Instructions for the task.
Find every line below where the word "name" occurs. Then say how many there are, giving only the number.

Records from a collection:
=======
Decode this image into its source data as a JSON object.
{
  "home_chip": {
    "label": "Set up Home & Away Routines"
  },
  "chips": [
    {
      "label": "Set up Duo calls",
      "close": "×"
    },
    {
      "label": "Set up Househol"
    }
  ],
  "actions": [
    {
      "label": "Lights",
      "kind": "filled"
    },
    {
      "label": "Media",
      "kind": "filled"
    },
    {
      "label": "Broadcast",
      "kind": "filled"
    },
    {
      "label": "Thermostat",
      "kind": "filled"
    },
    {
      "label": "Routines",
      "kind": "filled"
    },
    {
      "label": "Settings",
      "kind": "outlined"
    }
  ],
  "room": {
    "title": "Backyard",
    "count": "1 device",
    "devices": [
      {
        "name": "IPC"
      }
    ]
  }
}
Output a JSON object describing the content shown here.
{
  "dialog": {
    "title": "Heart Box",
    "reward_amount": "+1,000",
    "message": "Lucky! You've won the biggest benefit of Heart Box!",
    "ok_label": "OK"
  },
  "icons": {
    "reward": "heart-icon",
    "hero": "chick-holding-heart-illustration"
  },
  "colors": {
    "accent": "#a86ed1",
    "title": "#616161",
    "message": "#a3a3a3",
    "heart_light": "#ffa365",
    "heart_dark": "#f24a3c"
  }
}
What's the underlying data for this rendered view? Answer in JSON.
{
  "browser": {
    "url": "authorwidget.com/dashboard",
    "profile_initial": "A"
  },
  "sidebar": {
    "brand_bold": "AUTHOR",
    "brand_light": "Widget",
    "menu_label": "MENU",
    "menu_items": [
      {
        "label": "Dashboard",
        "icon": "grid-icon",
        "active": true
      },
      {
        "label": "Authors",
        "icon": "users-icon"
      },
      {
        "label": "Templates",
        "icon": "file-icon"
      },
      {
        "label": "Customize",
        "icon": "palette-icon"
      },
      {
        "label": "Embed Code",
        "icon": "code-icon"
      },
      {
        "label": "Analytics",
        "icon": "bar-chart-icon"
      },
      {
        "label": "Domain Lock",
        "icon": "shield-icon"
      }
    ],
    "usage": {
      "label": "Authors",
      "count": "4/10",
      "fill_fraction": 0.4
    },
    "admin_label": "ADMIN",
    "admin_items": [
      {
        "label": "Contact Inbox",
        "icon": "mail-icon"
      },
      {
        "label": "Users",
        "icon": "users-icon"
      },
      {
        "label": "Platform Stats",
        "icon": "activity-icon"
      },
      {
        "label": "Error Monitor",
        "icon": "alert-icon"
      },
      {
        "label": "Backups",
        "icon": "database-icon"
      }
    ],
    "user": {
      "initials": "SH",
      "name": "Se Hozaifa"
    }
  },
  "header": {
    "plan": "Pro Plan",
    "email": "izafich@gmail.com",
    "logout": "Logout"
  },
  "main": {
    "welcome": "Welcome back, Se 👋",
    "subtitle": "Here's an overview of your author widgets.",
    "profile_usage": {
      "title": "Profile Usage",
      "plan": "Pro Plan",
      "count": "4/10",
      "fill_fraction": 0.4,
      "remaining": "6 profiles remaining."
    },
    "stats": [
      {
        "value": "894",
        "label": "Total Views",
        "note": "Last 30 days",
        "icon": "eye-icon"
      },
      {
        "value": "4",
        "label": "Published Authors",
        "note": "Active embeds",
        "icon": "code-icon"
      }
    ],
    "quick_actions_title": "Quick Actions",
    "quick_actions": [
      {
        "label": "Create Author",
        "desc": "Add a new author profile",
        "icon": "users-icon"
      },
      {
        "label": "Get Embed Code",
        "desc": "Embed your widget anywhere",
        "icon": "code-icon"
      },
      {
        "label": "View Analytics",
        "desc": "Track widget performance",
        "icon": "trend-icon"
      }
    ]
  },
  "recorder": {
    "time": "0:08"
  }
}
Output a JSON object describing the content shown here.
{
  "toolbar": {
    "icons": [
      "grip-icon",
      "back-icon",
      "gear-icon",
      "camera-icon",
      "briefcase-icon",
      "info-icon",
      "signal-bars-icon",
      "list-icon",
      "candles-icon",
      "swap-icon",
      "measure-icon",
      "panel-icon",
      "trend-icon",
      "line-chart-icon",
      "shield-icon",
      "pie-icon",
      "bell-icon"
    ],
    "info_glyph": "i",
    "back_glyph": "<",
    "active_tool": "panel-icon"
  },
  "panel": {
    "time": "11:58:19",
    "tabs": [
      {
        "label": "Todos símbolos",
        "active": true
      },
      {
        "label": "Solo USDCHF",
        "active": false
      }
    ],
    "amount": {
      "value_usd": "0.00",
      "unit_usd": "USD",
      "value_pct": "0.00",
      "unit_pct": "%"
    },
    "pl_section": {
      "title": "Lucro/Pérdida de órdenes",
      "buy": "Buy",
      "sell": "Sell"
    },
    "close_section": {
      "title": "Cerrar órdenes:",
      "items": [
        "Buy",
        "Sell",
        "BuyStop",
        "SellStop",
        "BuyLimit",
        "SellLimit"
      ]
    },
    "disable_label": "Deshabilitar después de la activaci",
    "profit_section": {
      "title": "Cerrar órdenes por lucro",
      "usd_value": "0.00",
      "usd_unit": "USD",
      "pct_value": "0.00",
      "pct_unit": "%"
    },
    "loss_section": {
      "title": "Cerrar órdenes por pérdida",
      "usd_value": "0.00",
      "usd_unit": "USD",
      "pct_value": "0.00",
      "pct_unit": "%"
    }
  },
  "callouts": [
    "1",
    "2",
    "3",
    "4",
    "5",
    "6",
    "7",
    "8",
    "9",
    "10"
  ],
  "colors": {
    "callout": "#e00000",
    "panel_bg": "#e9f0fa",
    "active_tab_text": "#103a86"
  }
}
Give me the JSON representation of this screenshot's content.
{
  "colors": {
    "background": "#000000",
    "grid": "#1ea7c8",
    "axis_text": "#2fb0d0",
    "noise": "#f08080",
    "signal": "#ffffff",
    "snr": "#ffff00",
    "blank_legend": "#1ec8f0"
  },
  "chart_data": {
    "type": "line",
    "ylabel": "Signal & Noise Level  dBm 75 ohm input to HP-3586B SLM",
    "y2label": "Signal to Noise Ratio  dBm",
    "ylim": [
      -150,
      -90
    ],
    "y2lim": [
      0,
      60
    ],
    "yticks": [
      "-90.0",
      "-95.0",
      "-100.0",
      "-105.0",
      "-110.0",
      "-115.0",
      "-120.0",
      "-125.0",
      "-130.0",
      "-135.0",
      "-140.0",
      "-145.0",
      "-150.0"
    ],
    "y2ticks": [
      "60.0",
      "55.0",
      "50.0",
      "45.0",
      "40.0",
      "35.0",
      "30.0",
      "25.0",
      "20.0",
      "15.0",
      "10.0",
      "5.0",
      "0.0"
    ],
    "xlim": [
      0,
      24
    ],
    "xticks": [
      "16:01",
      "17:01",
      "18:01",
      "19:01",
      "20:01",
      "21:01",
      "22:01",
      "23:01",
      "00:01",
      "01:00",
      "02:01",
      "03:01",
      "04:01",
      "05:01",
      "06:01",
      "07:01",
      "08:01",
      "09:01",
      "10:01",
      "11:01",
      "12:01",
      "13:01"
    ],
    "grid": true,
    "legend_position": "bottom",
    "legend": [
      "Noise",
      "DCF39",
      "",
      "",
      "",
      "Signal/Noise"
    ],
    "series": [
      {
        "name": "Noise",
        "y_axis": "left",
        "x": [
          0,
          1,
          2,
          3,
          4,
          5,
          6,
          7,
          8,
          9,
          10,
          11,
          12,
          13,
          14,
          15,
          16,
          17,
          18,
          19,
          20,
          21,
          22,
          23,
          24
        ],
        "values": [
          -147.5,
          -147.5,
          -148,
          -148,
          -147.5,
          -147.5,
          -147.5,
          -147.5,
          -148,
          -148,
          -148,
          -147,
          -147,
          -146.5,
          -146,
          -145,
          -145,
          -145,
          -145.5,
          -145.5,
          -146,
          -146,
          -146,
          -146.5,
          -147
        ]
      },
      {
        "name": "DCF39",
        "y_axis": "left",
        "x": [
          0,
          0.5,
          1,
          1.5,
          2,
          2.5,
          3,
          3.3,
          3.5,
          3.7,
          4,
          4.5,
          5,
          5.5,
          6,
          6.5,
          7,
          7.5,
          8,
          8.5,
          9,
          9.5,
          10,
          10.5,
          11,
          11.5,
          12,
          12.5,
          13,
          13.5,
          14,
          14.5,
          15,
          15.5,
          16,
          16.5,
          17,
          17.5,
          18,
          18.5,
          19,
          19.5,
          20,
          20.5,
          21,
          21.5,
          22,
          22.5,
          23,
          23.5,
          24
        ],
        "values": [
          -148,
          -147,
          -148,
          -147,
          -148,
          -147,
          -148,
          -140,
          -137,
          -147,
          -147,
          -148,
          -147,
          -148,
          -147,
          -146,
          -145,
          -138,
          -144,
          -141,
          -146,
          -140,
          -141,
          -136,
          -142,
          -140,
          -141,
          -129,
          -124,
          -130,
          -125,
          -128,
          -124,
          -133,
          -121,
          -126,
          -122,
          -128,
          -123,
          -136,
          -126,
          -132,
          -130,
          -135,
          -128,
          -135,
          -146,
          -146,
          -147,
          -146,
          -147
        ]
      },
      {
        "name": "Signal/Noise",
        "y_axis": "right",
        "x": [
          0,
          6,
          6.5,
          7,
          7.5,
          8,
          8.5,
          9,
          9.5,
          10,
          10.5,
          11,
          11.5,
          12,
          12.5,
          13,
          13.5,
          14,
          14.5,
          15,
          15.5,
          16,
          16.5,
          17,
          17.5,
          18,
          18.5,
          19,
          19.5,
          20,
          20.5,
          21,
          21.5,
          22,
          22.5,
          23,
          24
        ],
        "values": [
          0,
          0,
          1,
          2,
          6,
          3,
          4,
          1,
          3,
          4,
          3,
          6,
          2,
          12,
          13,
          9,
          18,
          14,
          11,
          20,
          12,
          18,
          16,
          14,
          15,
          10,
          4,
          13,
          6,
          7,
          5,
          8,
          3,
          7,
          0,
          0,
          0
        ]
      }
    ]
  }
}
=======
Answer box.
5